In the center of the painting, the Madonna and child sit in the ruins of a building, receiving a gift from the kneeling Caspar to the right. Many figures surround them from behind and the sides. Angels watch from above.

The Adoration of the Kings by Jan Gossaert: This painting captures the Antwerp Mannerist tradition of using religious themes, particularly the Adoration of the Magi, for inspiration.

The iconoclastic riots (“Beeldenstorm” in Dutch) of 1566 that preceded the Dutch Revolt resulted in the destruction of many works of religious art , after which time the churches and monasteries had to be refurnished and redecorated. Artists such as Otto van Veen and members of the Francken family, working in a late Mannerist style, provided new religious decoration.

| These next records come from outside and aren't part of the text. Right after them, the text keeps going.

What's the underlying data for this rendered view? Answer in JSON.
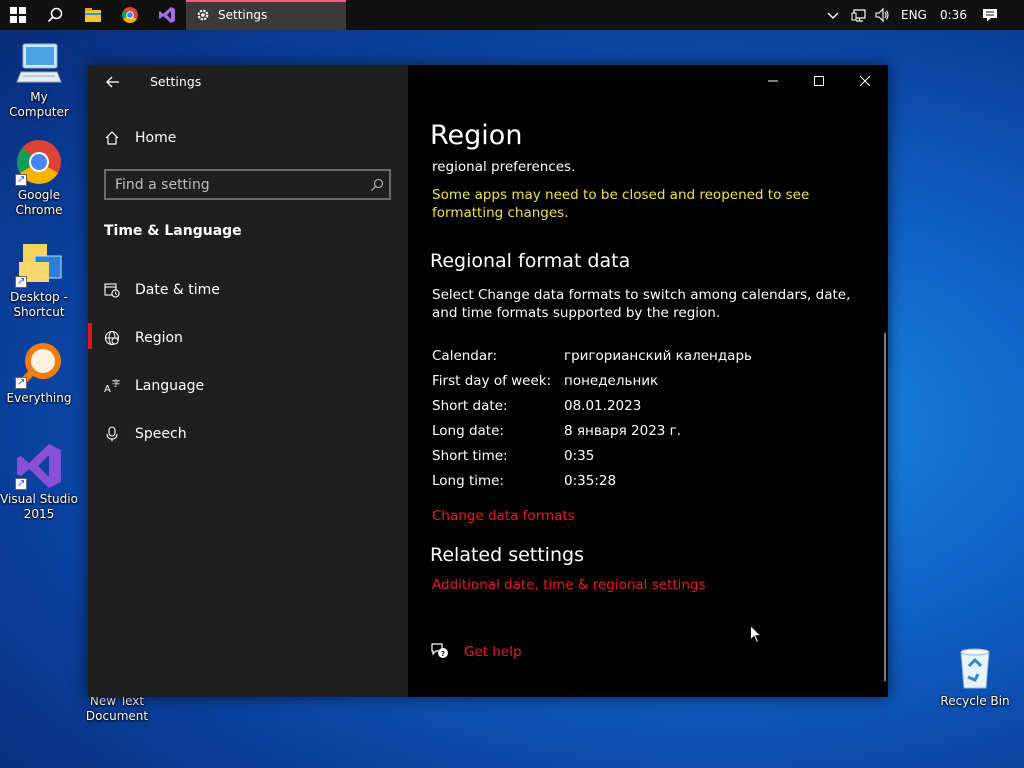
{
  "taskbar": {
    "active_app_label": "Settings",
    "language": "ENG",
    "clock": "0:36"
  },
  "desktop": {
    "icons": [
      {
        "label": "My Computer"
      },
      {
        "label": "Google Chrome"
      },
      {
        "label": "Desktop - Shortcut"
      },
      {
        "label": "Everything"
      },
      {
        "label": "Visual Studio 2015"
      },
      {
        "label": "New Text Document"
      },
      {
        "label": "Recycle Bin"
      }
    ]
  },
  "window": {
    "title": "Settings",
    "nav": {
      "home": "Home",
      "search_placeholder": "Find a setting",
      "section": "Time & Language",
      "items": [
        {
          "label": "Date & time",
          "icon": "calendar-clock-icon"
        },
        {
          "label": "Region",
          "icon": "globe-icon",
          "selected": true
        },
        {
          "label": "Language",
          "icon": "language-icon"
        },
        {
          "label": "Speech",
          "icon": "microphone-icon"
        }
      ]
    },
    "content": {
      "page_title": "Region",
      "intro_tail": "regional preferences.",
      "warning": "Some apps may need to be closed and reopened to see formatting changes.",
      "format_heading": "Regional format data",
      "format_desc": "Select Change data formats to switch among calendars, date, and time formats supported by the region.",
      "rows": [
        {
          "label": "Calendar:",
          "value": "григорианский календарь"
        },
        {
          "label": "First day of week:",
          "value": "понедельник"
        },
        {
          "label": "Short date:",
          "value": "08.01.2023"
        },
        {
          "label": "Long date:",
          "value": "8 января 2023 г."
        },
        {
          "label": "Short time:",
          "value": "0:35"
        },
        {
          "label": "Long time:",
          "value": "0:35:28"
        }
      ],
      "change_link": "Change data formats",
      "related_heading": "Related settings",
      "related_link": "Additional date, time & regional settings",
      "help_link": "Get help"
    }
  },
  "colors": {
    "accent_red": "#e8172a",
    "warning_yellow": "#f1e04a",
    "selected_marker": "#e81123"
  }
}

These also marked the beginning of economic decline in the city, as the Scheldt river was blockaded by the Dutch Republic in 1585 and trade restricted.

The city experienced an artistic renewal in the 17th century. The large workshops of Peter Paul Rubens and Jacob Jordaens, along with the influence of Anthony van Dyck, made Antwerp the center of the Flemish Baroque. The city was an internationally significant publishing center, with prodigious production of old master prints and book illustrations. Furthermore, Antwerp animaliers or animal painters, such as Frans Snyders, Jan Fyt ,and Paul de Vos, dominated animal painting in Europe for at least the first half of the century. But as the economy continued to decline, and the Habsburg nobility and the Church reduced their patronage , many artists trained in Antwerp left for the Netherlands, England, France, or elsewhere. By the end of the 17th century, Antwerp was no longer a major artistic center.

Painting depicts several dead animals beneath a tree, guarded by two dogs.

Hunting Trophies: Jan Fyt, a member of the Antwerp School, was well known for the use of animal motifs in his paintings.